Bryce Harper and Daniel Murphy both hit righties better, but that’s a relative term for a couple of excellent hitters who can rake against anyone. It goes without saying, but holding those two down will be a huge key in today’s game. An even bigger key will be limiting walks. Lester is 5-2 over the last eight starts in which he walks two or fewer, but he’s 0-2 in the last five contests in which he’s walked three or more.
Erick Fedde was called up to fill out a rotation that has been decimated by injuries and paternity leave, so this could be one of those trap games if the Cubs don’t take him seriously in light of his youth and inglorious first start. The rookie will be looking to allow fewer than the seven runs he surrendered to the Rockies a week ago as he makes his first appearance on the road.
The 18th overall pick in the 2015 draft, Fedde is a 6-foot-4, 180-pound righty who was rated as Washington’s third-best prospect heading into this season by FanGraphs’ Eric Longenhagen (perhaps some name bias?), but did not find himself among said writer’s top 100 overall prospects.
Here’s some of what Longenhagen wrote about the rangy righty:
Fedde’s fastball mostly sits 90-94 and will touch 96 with a bit of sink and run. He consistently commands the fastball to both sides of the plate and works down, inducing a high rate of ground balls. Fedde’s out pitch is a slider, mostly 81-84 mph, that flashes plus but can get slurvy and lose bite when Fedde doesn’t get on top of it. His arm slot can get slingy and low, making it hard for him to drive the ball down.

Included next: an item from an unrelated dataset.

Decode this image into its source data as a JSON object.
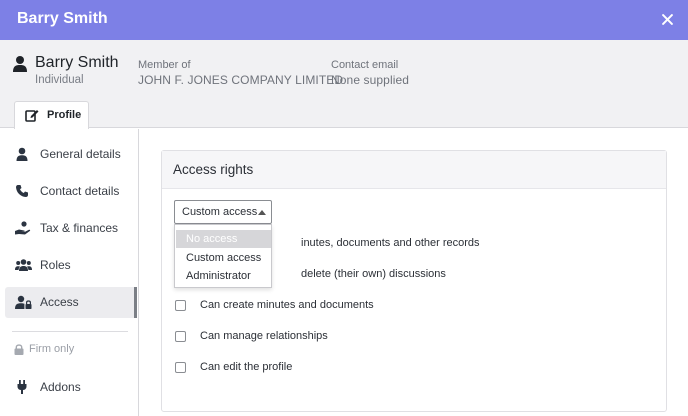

Doesn’t sounds like the kind of profile that should scare the Cubs, particularly not when they’re hitting the ball as well as they have been lately. And if Fedde does get a little gassed or just drops down and starts throwing from a lower slot, this could be a fun one for the fans at Wrigley.
First pitch is set for 1:20 CT and will be shown on CSN Chicago.
Here is today's #Cubs lineup for the rubber game vs. the Nats.
— Chicago Cubs (@Cubs) August 6, 2017